[Data in this exercise]
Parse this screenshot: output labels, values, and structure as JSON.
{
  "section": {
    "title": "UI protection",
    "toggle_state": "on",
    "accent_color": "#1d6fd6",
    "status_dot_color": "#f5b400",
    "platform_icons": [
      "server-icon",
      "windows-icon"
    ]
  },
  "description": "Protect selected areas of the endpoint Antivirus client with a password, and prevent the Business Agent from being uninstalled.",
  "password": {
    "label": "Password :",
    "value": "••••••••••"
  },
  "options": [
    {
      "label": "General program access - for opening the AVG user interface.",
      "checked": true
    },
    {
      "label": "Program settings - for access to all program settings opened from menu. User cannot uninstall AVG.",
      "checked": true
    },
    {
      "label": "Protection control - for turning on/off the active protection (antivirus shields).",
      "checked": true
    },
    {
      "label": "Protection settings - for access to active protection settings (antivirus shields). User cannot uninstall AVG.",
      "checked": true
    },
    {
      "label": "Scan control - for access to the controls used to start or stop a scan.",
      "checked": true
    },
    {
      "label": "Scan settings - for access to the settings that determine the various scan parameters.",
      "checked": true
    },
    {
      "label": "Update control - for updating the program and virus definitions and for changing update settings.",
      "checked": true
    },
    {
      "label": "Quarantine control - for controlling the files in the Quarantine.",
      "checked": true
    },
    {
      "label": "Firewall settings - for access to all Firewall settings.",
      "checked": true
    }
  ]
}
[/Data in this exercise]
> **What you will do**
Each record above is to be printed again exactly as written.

> **Expected answer**
Parse this screenshot: output labels, values, and structure as JSON.
{
  "section": {
    "title": "UI protection",
    "toggle_state": "on",
    "accent_color": "#1d6fd6",
    "status_dot_color": "#f5b400",
    "platform_icons": [
      "server-icon",
      "windows-icon"
    ]
  },
  "description": "Protect selected areas of the endpoint Antivirus client with a password, and prevent the Business Agent from being uninstalled.",
  "password": {
    "label": "Password :",
    "value": "••••••••••"
  },
  "options": [
    {
      "label": "General program access - for opening the AVG user interface.",
      "checked": true
    },
    {
      "label": "Program settings - for access to all program settings opened from menu. User cannot uninstall AVG.",
      "checked": true
    },
    {
      "label": "Protection control - for turning on/off the active protection (antivirus shields).",
      "checked": true
    },
    {
      "label": "Protection settings - for access to active protection settings (antivirus shields). User cannot uninstall AVG.",
      "checked": true
    },
    {
      "label": "Scan control - for access to the controls used to start or stop a scan.",
      "checked": true
    },
    {
      "label": "Scan settings - for access to the settings that determine the various scan parameters.",
      "checked": true
    },
    {
      "label": "Update control - for updating the program and virus definitions and for changing update settings.",
      "checked": true
    },
    {
      "label": "Quarantine control - for controlling the files in the Quarantine.",
      "checked": true
    },
    {
      "label": "Firewall settings - for access to all Firewall settings.",
      "checked": true
    }
  ]
}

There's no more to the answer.